Determining the fullness of your vape cartridge is an art just as much as it is a science. So far, we’ve covered a checklist to go through, including what to do if your vape is just clogged and not empty.
There’s a remote possibility that you still aren’t sure whether your vape cartridge has any more extract in it, though. For that exact contingency, we’ve put together these additional variables to look out for as your vape cartridge reaches the end of its life:
— Test the weight
This one might not seem obvious at first, but if your vape cartridge contained one gram of cannabinoid extract to begin with, it will weigh one gram less when empty. For this trick to work, you’ll need to weigh your vape cartridge right when you take it out of the package using a scale that is fine-tuned enough to show tenths-of-grams (0.1g).
Once you have the base (tare) weight of a full vape cartridge, periodically weigh the cartridge as you use it, noting decreases in weight. Once the cartridge weighs one full gram less than it did when you took it out of the package, it can safely be considered to be empty.
— Smoky vapor
We’ve covered how the taste of cannabis vapor changes toward the end of its life, but it’s worth touching on how the consistency of the vapor changes as well. Put simply, vapes become harsher at the end of their life for the same reason joints become harsher as the ember gets closer to the mouthpiece — there’s less cannabis material to buffer the heat.
When a vape cartridge is full, there’s plenty of oil to serve as a buffer between the coil (atomizer) and the outside air. As the cartridge empties, however, the chance becomes higher to expose the atomizer to air, vastly increasing its heat production and scalding any remaining oil. Vape extract will both taste and feel smoky when your cartridge is close to empty.
— Condensation in the tank
Here’s a sign that will take a close eye to spot: Condensation will form inside your vape cartridge if there isn’t enough extract to serve as a buffer between the coil and the surrounding air. This condensation will form around the bottom of the interior of the vape near the small holes that allow extract into the atomizer.
Veteran vapers take the appearance of condensation as the final sign that a vape is not worth hitting anymore. Up until that point, there’s still a possibility of getting a big, full hit of vapor. Once condensation starts to form due to lack of buffer oil, though, you can be fully assured that there are no hits left in your cart.
— No vapor at all
There’s a point of emptiness vape carts can reach that’s beyond even smoky hits and the appearance of hot condensation.
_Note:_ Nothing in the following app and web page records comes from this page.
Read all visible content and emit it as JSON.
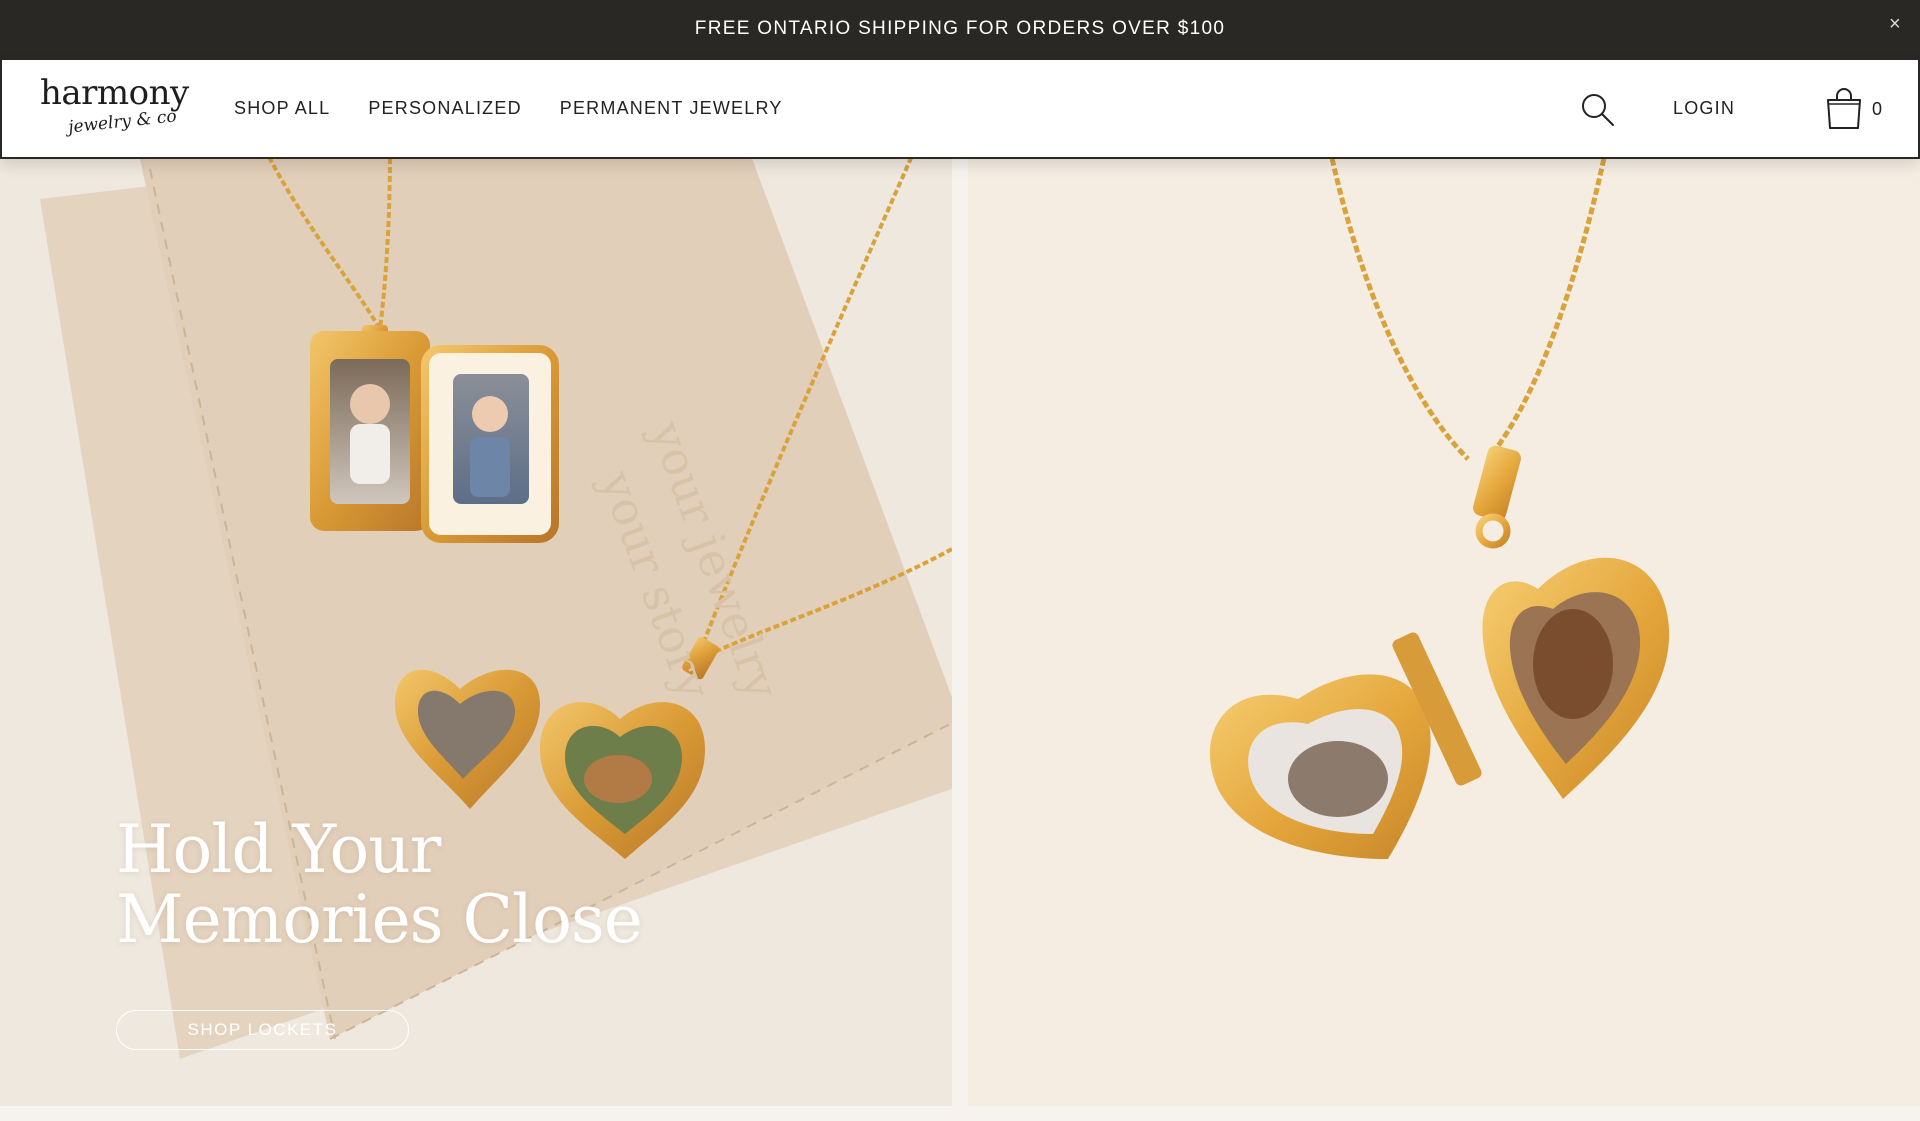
{
  "announcement": {
    "text": "FREE ONTARIO SHIPPING FOR ORDERS OVER $100",
    "close_icon": "close-icon",
    "close_glyph": "×"
  },
  "header": {
    "logo": {
      "main": "harmony",
      "sub": "jewelry & co"
    },
    "nav": [
      {
        "label": "SHOP ALL"
      },
      {
        "label": "PERSONALIZED"
      },
      {
        "label": "PERMANENT JEWELRY"
      }
    ],
    "search_icon": "search-icon",
    "login_label": "LOGIN",
    "cart_icon": "shopping-bag-icon",
    "cart_count": "0"
  },
  "hero": {
    "title_line1": "Hold Your",
    "title_line2": "Memories Close",
    "cta_label": "SHOP LOCKETS",
    "pouch_emboss_1": "your jewelry",
    "pouch_emboss_2": "your story"
  },
  "colors": {
    "announcement_bg": "#2a2825",
    "header_bg": "#ffffff",
    "gold": "#d9a33b",
    "left_bg": "#e9e0d4",
    "right_bg": "#f5ede2"
  }
}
Yes, you can actually smoke a vape until there is literally nothing else to vaporize, not even the tiny dregs of extract that will gradually run down the sides of even the emptiest-seeming cartridge.
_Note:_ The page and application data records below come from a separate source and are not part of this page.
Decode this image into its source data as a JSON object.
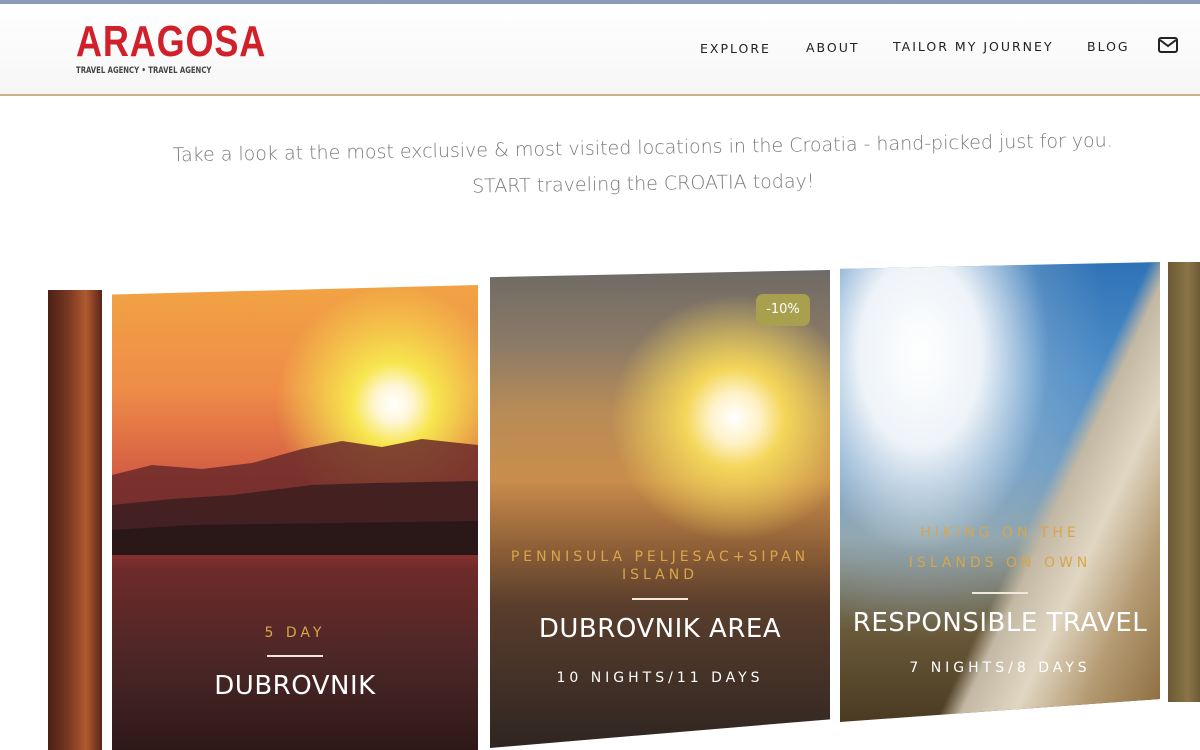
{
  "brand": {
    "name": "ARAGOSA",
    "tagline": "TRAVEL AGENCY • TRAVEL AGENCY",
    "accent": "#d0202a"
  },
  "nav": {
    "items": [
      "EXPLORE",
      "ABOUT",
      "TAILOR MY JOURNEY",
      "BLOG"
    ],
    "mail_icon": "envelope-icon"
  },
  "intro": {
    "line1": "Take a look at the most exclusive & most visited locations in the Croatia - hand-picked just for you.",
    "line2": "START traveling the CROATIA today!"
  },
  "tours": [
    {
      "subtitle": "5 DAY",
      "title": "DUBROVNIK",
      "duration": ""
    },
    {
      "subtitle": "PENNISULA PELJESAC+SIPAN ISLAND",
      "title": "DUBROVNIK AREA",
      "duration": "10 NIGHTS/11 DAYS",
      "badge": "-10%"
    },
    {
      "subtitle": "HIKING ON THE ISLANDS ON OWN",
      "title": "RESPONSIBLE TRAVEL",
      "duration": "7 NIGHTS/8 DAYS"
    }
  ],
  "colors": {
    "nav_text": "#222222",
    "header_border": "#c9b489",
    "subtitle_gold": "#d8a64a",
    "badge_bg": "#a8a04f"
  }
}
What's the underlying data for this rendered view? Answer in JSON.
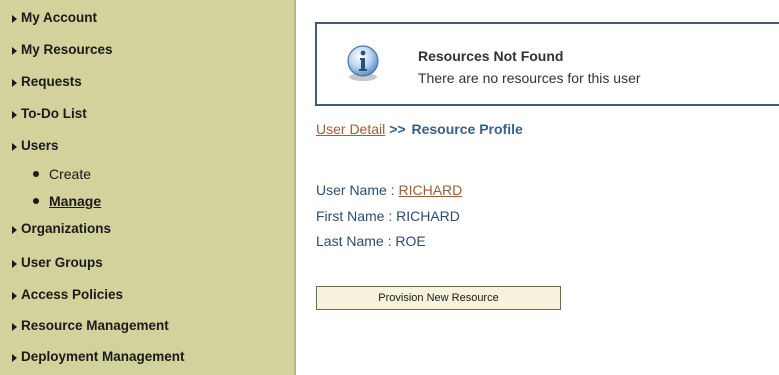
{
  "sidebar": {
    "items": [
      {
        "label": "My Account"
      },
      {
        "label": "My Resources"
      },
      {
        "label": "Requests"
      },
      {
        "label": "To-Do List"
      },
      {
        "label": "Users"
      },
      {
        "label": "Organizations"
      },
      {
        "label": "User Groups"
      },
      {
        "label": "Access Policies"
      },
      {
        "label": "Resource Management"
      },
      {
        "label": "Deployment Management"
      }
    ],
    "users_sub": [
      {
        "label": "Create"
      },
      {
        "label": "Manage"
      }
    ]
  },
  "message": {
    "icon": "info-icon",
    "title": "Resources Not Found",
    "text": "There are no resources for this user"
  },
  "breadcrumb": {
    "link": "User Detail",
    "separator": ">>",
    "current": "Resource Profile"
  },
  "user": {
    "username_label": "User Name : ",
    "username": "RICHARD",
    "first_name_label": "First Name : ",
    "first_name": "RICHARD",
    "last_name_label": "Last Name : ",
    "last_name": "ROE"
  },
  "actions": {
    "provision_label": "Provision New Resource"
  },
  "colors": {
    "sidebar_bg": "#d3d29d",
    "link": "#9b5f3a",
    "text_blue": "#2d4c74",
    "box_border": "#3e5e7e"
  }
}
If your vape is properly hooked up to a charged battery but nothing comes out of the mouthpiece even though the cartridge gets really hot, it’s time to pat yourself on the back. You’ve really done it — you’ve smoked a cart to the quick. Now, where’s that replacement cartridge again?
— Manufacturer indicators
It’s rare, but cannabis manufacturers occasionally include indicators on their vapes to show when they are empty. You might see a line at the bottom of your vape showing where to stop for the best results, for instance.
On the whole, though, vape manufacturers want to leave it up to their customers if they so desire to keep hitting their carts until they’re completely empty. If you want to stop yourself before you get to that point, consider making your own mark on the cartridge at the level you consider it empty.
— Ask the manufacturer
If all else fails, you can always contact the company that made your vape cartridge and ask for their use recommendations. Nobody knows your vape better than the people who made it, so contacting the manufacturer might give you a clear answer when nobody else can.
For the record, Secret Nature recommends that you stop hitting a vape cartridge or disposable the moment the vapor changes in consistency or tastes burnt. Also, do not hit Secret Nature cartridges once all of the intake holes at the bottom of the tank are completely uncovered by extract.